It is now less than four weeks to the Brexit deadline date of January 31, when the UK is set to leave the EU.
As MPs return to parliament after Christmas, the European Union withdrawal bill – which, if passed, would essentially ratify the revamped withdrawal agreement – is back in focus in the House of Commons.
Prime Minister Boris Johnson already has one victory under his belt, when the bill was backed by the House of Commons on its second reading in a vote on December 20, with 358 MPs voting in favour and 234 voting against.
These three days of debate will likely be the bill’s final stage in the House of Commons, before it moves to the House of Lords for ratification there.
There are a number of amendments to the bill from various parties to be discussed, but with Boris Johnson’s Conservative Party holding a significant majority after December’s election, these amendments are unlikely to succeed. It is widely expected that MPs will pass the withdrawal bill in time for the January 31 deadline.

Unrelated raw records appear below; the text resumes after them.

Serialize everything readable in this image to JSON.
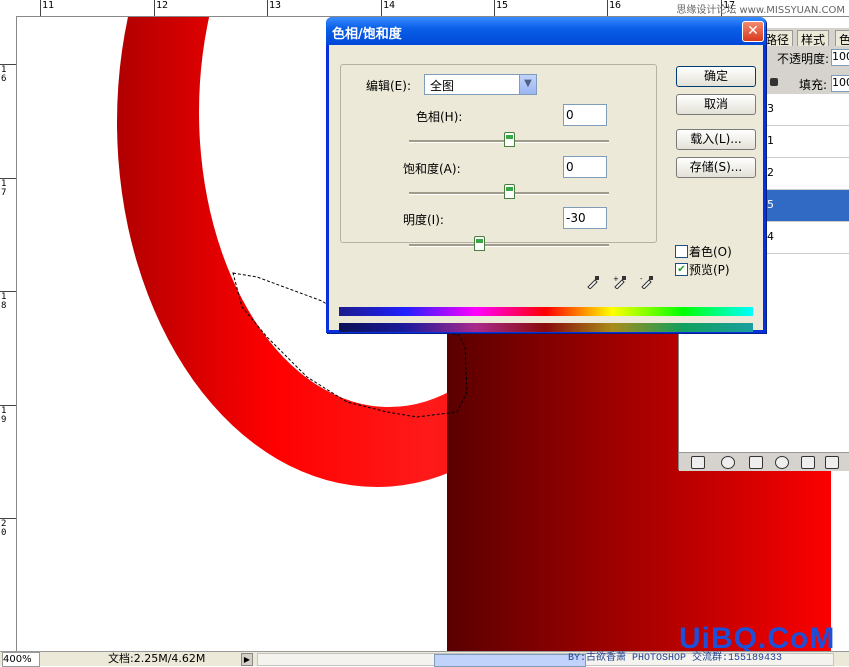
{
  "ruler": {
    "top_labels": [
      "11",
      "12",
      "13",
      "14",
      "15",
      "16",
      "17"
    ],
    "left_labels": [
      "1\n6",
      "1\n7",
      "1\n8",
      "1\n9",
      "2\n0"
    ],
    "watermark": "思缘设计论坛 www.MISSYUAN.COM"
  },
  "layers_panel": {
    "tabs": [
      "路径",
      "样式",
      "色"
    ],
    "opacity_label": "不透明度:",
    "opacity_value": "100",
    "fill_label": "填充:",
    "fill_value": "100",
    "layer_numbers": [
      "3",
      "1",
      "2",
      "5",
      "4"
    ]
  },
  "dialog": {
    "title": "色相/饱和度",
    "close_label": "✕",
    "edit_label": "编辑(E):",
    "edit_value": "全图",
    "hue_label": "色相(H):",
    "hue_value": "0",
    "saturation_label": "饱和度(A):",
    "saturation_value": "0",
    "lightness_label": "明度(I):",
    "lightness_value": "-30",
    "ok_label": "确定",
    "cancel_label": "取消",
    "load_label": "载入(L)...",
    "save_label": "存储(S)...",
    "colorize_label": "着色(O)",
    "colorize_checked": false,
    "preview_label": "预览(P)",
    "preview_checked": true
  },
  "status_bar": {
    "zoom": "400%",
    "doc_info": "文档:2.25M/4.62M",
    "credit": "BY:古欲香萧  PHOTOSHOP 交流群:155189433"
  },
  "logo": "UiBQ.CoM",
  "colors": {
    "dialog_title": "#0a5fe8",
    "selected_layer": "#316ac5",
    "red": "#ff0000"
  }
}
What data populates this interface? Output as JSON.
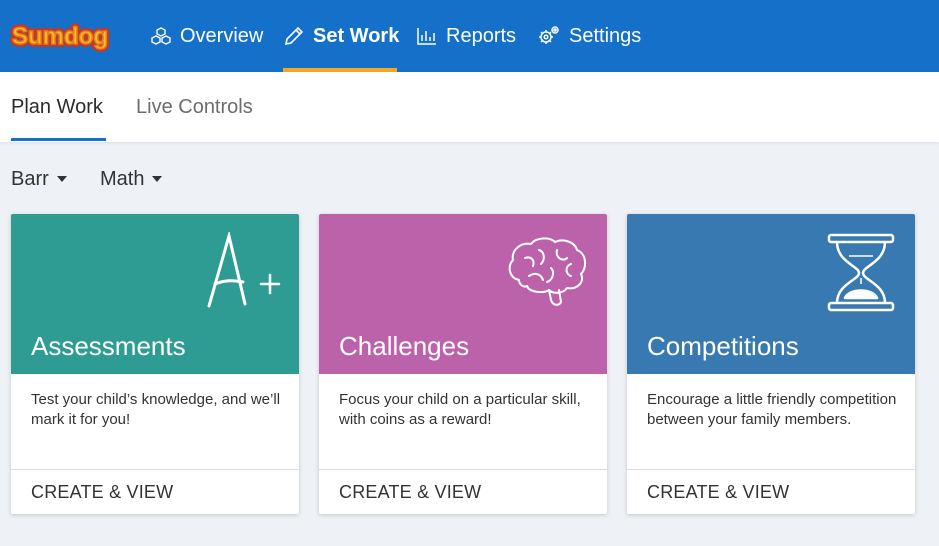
{
  "brand": {
    "name": "SUMDOG",
    "colors": {
      "nav": "#1470c8",
      "accent": "#f5a623"
    }
  },
  "nav": {
    "items": [
      {
        "label": "Overview",
        "icon": "cubes-icon"
      },
      {
        "label": "Set Work",
        "icon": "pencil-icon",
        "active": true
      },
      {
        "label": "Reports",
        "icon": "bar-chart-icon"
      },
      {
        "label": "Settings",
        "icon": "gears-icon"
      }
    ]
  },
  "subtabs": [
    {
      "label": "Plan Work",
      "active": true
    },
    {
      "label": "Live Controls"
    }
  ],
  "filters": {
    "class": "Barr",
    "subject": "Math"
  },
  "cards": [
    {
      "title": "Assessments",
      "description": "Test your child’s knowledge, and we’ll mark it for you!",
      "action": "CREATE & VIEW",
      "color": "#2e9c93",
      "icon": "a-plus-icon"
    },
    {
      "title": "Challenges",
      "description": "Focus your child on a particular skill, with coins as a reward!",
      "action": "CREATE & VIEW",
      "color": "#bb62ab",
      "icon": "brain-icon"
    },
    {
      "title": "Competitions",
      "description": "Encourage a little friendly competition between your family members.",
      "action": "CREATE & VIEW",
      "color": "#3779b0",
      "icon": "hourglass-icon"
    }
  ]
}
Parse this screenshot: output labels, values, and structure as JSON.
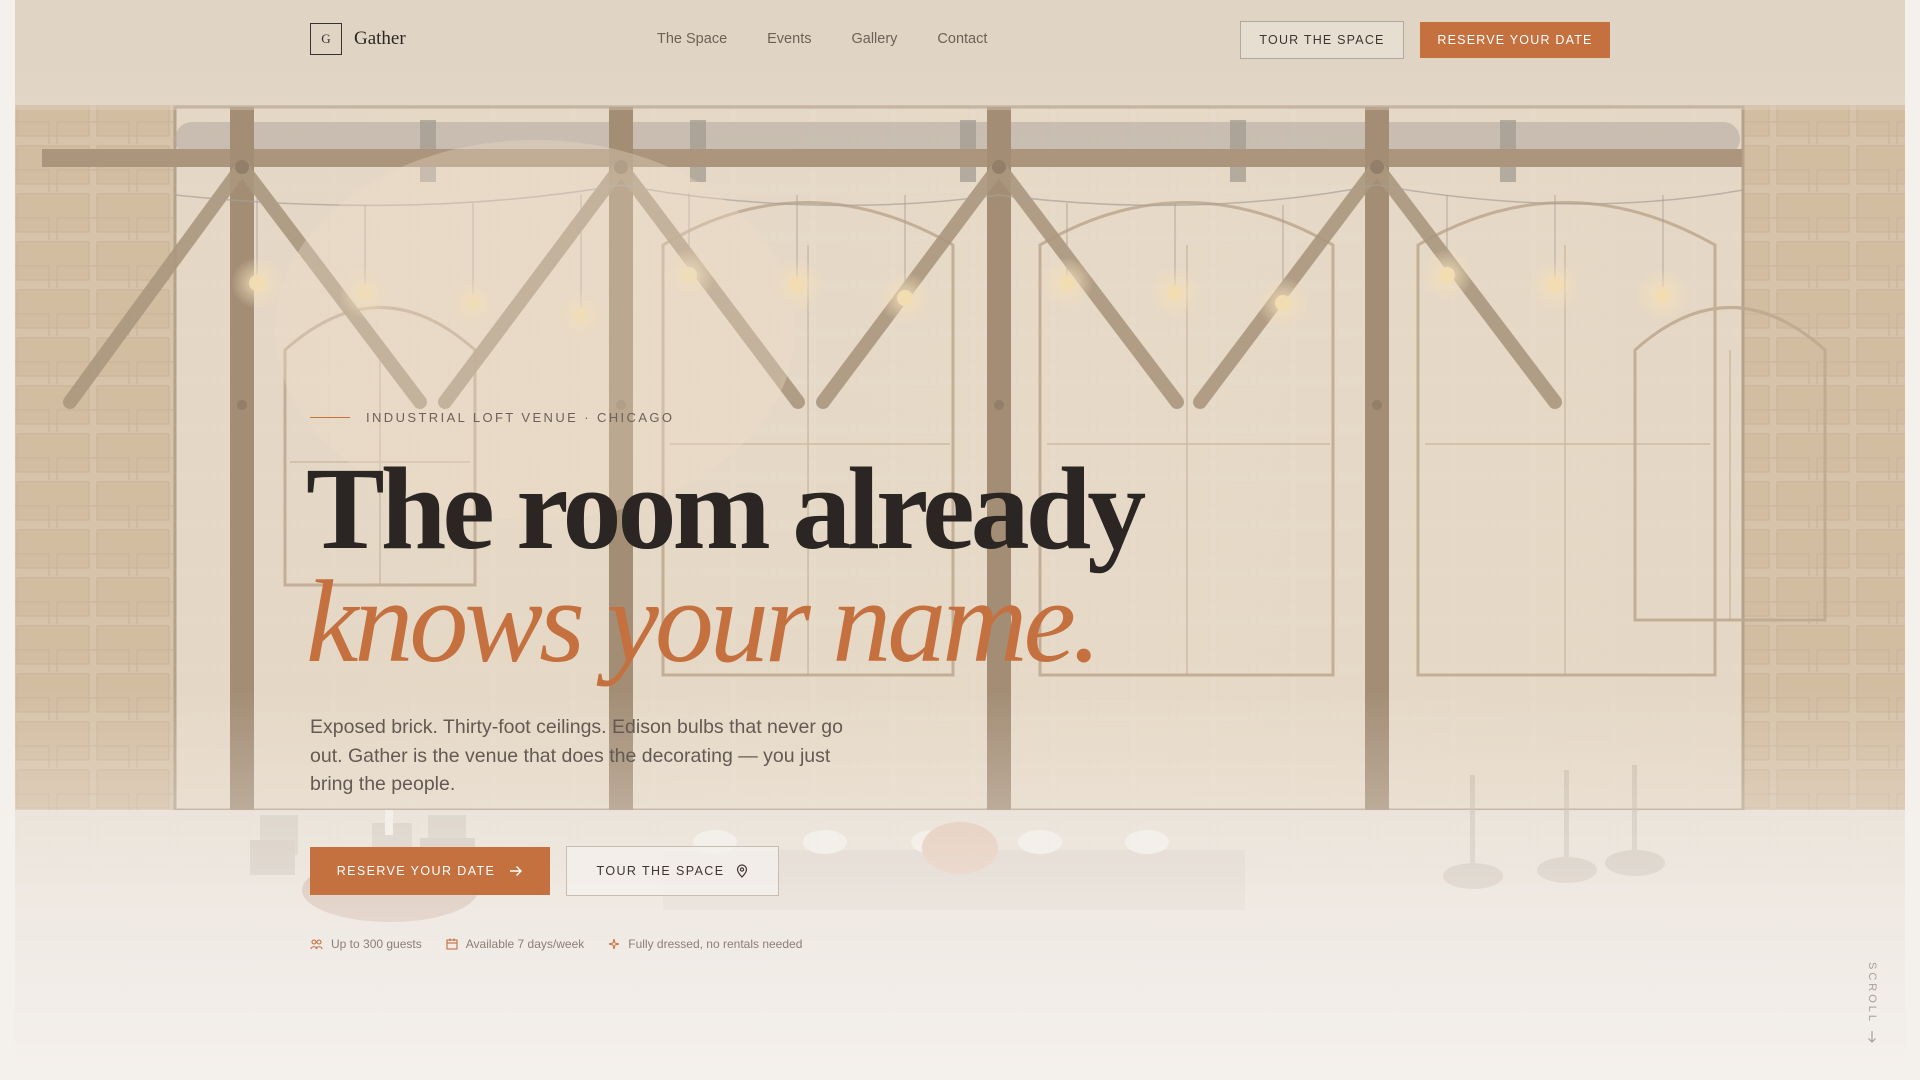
{
  "brand": {
    "mark": "G",
    "name": "Gather"
  },
  "nav": {
    "links": [
      "The Space",
      "Events",
      "Gallery",
      "Contact"
    ],
    "tour_label": "TOUR THE SPACE",
    "reserve_label": "RESERVE YOUR DATE"
  },
  "hero": {
    "eyebrow": "INDUSTRIAL LOFT VENUE · CHICAGO",
    "headline_line1": "The room already",
    "headline_line2": "knows your name.",
    "lede": "Exposed brick. Thirty-foot ceilings. Edison bulbs that never go out. Gather is the venue that does the decorating — you just bring the people.",
    "cta_primary": "RESERVE YOUR DATE",
    "cta_secondary": "TOUR THE SPACE",
    "features": [
      {
        "icon": "guests-icon",
        "label": "Up to 300 guests"
      },
      {
        "icon": "calendar-icon",
        "label": "Available 7 days/week"
      },
      {
        "icon": "sparkle-icon",
        "label": "Fully dressed, no rentals needed"
      }
    ]
  },
  "scroll_label": "SCROLL",
  "colors": {
    "accent": "#c4703f",
    "ink": "#2b2623",
    "brick": "#c9ae8c",
    "beam": "#7d6344",
    "paper": "#f4f0ec"
  }
}
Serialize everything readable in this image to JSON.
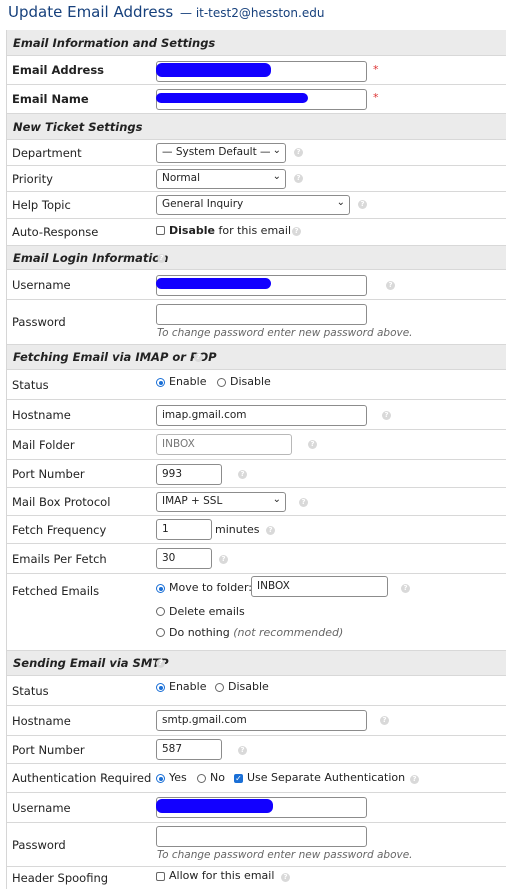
{
  "page": {
    "title": "Update Email Address",
    "subtitle": "— it-test2@hesston.edu"
  },
  "sections": {
    "email_info": "Email Information and Settings",
    "ticket": "New Ticket Settings",
    "login": "Email Login Information",
    "fetch": "Fetching Email via IMAP or POP",
    "smtp": "Sending Email via SMTP"
  },
  "email_info": {
    "address_label": "Email Address",
    "name_label": "Email Name",
    "required": "*"
  },
  "ticket": {
    "department_label": "Department",
    "department_value": "— System Default —",
    "priority_label": "Priority",
    "priority_value": "Normal",
    "help_topic_label": "Help Topic",
    "help_topic_value": "General Inquiry",
    "auto_response_label": "Auto-Response",
    "disable_bold": "Disable",
    "disable_rest": " for this email"
  },
  "login": {
    "username_label": "Username",
    "password_label": "Password",
    "password_hint": "To change password enter new password above."
  },
  "fetch": {
    "status_label": "Status",
    "enable": "Enable",
    "disable": "Disable",
    "hostname_label": "Hostname",
    "hostname_value": "imap.gmail.com",
    "folder_label": "Mail Folder",
    "folder_placeholder": "INBOX",
    "port_label": "Port Number",
    "port_value": "993",
    "protocol_label": "Mail Box Protocol",
    "protocol_value": "IMAP + SSL",
    "frequency_label": "Fetch Frequency",
    "frequency_value": "1",
    "frequency_unit": "minutes",
    "per_fetch_label": "Emails Per Fetch",
    "per_fetch_value": "30",
    "fetched_label": "Fetched Emails",
    "move_label": "Move to folder:",
    "move_value": "INBOX",
    "delete_label": "Delete emails",
    "nothing_label": "Do nothing",
    "nothing_note": "(not recommended)"
  },
  "smtp": {
    "status_label": "Status",
    "enable": "Enable",
    "disable": "Disable",
    "hostname_label": "Hostname",
    "hostname_value": "smtp.gmail.com",
    "port_label": "Port Number",
    "port_value": "587",
    "auth_label": "Authentication Required",
    "yes": "Yes",
    "no": "No",
    "separate_auth": "Use Separate Authentication",
    "username_label": "Username",
    "password_label": "Password",
    "password_hint": "To change password enter new password above.",
    "spoof_label": "Header Spoofing",
    "spoof_value": "Allow for this email"
  },
  "colors": {
    "redaction": "#1200ff",
    "title": "#16407c",
    "radio_accent": "#1a6fd6",
    "required": "#dd3333"
  },
  "icons": {
    "help": "help-circle-icon",
    "select": "chevron-down-icon"
  }
}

When the UK does leave the EU, the two are set to commence a period of free trade negotiations. This time period for hammering out a free trade agreement between the UK and the EU is set to come to an end in December 2020.
Johnson appears to be committed to sticking to this December deadline for the free trade negotiations, and seems to be ruling out a possibility of this time-frame being extended.
This has sparked fears that there will not be enough time to agree a free trade deal before then, meaning EU member states would be trading with the UK on World Trade Organisation (WTO) terms after December which would result in significant tariffs on agri-food products being exported and imported.